WORK TO COMPLETE >> Lines before the one containing "Transcribe this image's" are left out; return that line and every line after it exactly, through the end of the data below.

*** DATA TO EXAMINE ***

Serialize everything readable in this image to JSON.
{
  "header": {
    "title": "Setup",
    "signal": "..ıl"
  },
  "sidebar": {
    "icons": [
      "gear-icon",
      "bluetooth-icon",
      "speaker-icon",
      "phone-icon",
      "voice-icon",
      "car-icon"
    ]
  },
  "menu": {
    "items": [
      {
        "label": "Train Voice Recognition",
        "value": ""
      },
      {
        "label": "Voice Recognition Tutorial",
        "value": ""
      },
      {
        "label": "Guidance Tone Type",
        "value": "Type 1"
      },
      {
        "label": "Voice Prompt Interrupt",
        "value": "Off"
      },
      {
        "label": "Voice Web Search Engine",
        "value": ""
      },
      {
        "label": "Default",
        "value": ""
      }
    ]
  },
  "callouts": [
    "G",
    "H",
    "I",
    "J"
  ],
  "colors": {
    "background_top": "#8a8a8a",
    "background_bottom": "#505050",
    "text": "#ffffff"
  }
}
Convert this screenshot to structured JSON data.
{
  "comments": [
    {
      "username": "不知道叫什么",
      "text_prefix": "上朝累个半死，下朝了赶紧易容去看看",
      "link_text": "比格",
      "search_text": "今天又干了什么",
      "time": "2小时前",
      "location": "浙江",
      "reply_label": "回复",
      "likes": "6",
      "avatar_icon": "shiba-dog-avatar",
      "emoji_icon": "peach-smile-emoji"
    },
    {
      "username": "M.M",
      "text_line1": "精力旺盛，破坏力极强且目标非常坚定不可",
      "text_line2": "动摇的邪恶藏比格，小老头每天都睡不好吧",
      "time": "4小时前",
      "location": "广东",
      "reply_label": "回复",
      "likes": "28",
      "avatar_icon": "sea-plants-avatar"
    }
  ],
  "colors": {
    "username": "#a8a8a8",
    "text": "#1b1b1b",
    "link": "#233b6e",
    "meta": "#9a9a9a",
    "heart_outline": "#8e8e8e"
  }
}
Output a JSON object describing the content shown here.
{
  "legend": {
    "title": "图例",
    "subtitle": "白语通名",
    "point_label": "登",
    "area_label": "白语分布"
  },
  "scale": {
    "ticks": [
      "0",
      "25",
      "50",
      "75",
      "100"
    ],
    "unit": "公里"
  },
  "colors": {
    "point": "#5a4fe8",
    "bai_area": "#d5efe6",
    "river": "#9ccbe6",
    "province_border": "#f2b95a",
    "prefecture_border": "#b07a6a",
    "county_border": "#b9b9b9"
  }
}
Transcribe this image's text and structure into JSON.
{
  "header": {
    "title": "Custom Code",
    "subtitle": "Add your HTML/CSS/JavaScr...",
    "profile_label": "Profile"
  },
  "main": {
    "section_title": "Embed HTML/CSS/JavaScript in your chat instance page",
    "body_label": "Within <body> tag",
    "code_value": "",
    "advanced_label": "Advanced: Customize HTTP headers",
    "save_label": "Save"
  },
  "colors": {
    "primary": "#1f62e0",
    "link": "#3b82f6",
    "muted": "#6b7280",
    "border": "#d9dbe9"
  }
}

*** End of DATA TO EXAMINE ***

RESPONSE >>
Transcribe this image's text and structure into JSON.
{
  "header": {
    "title": "Custom Code",
    "subtitle": "Add your HTML/CSS/JavaScr...",
    "profile_label": "Profile"
  },
  "main": {
    "section_title": "Embed HTML/CSS/JavaScript in your chat instance page",
    "body_label": "Within <body> tag",
    "code_value": "",
    "advanced_label": "Advanced: Customize HTTP headers",
    "save_label": "Save"
  },
  "colors": {
    "primary": "#1f62e0",
    "link": "#3b82f6",
    "muted": "#6b7280",
    "border": "#d9dbe9"
  }
}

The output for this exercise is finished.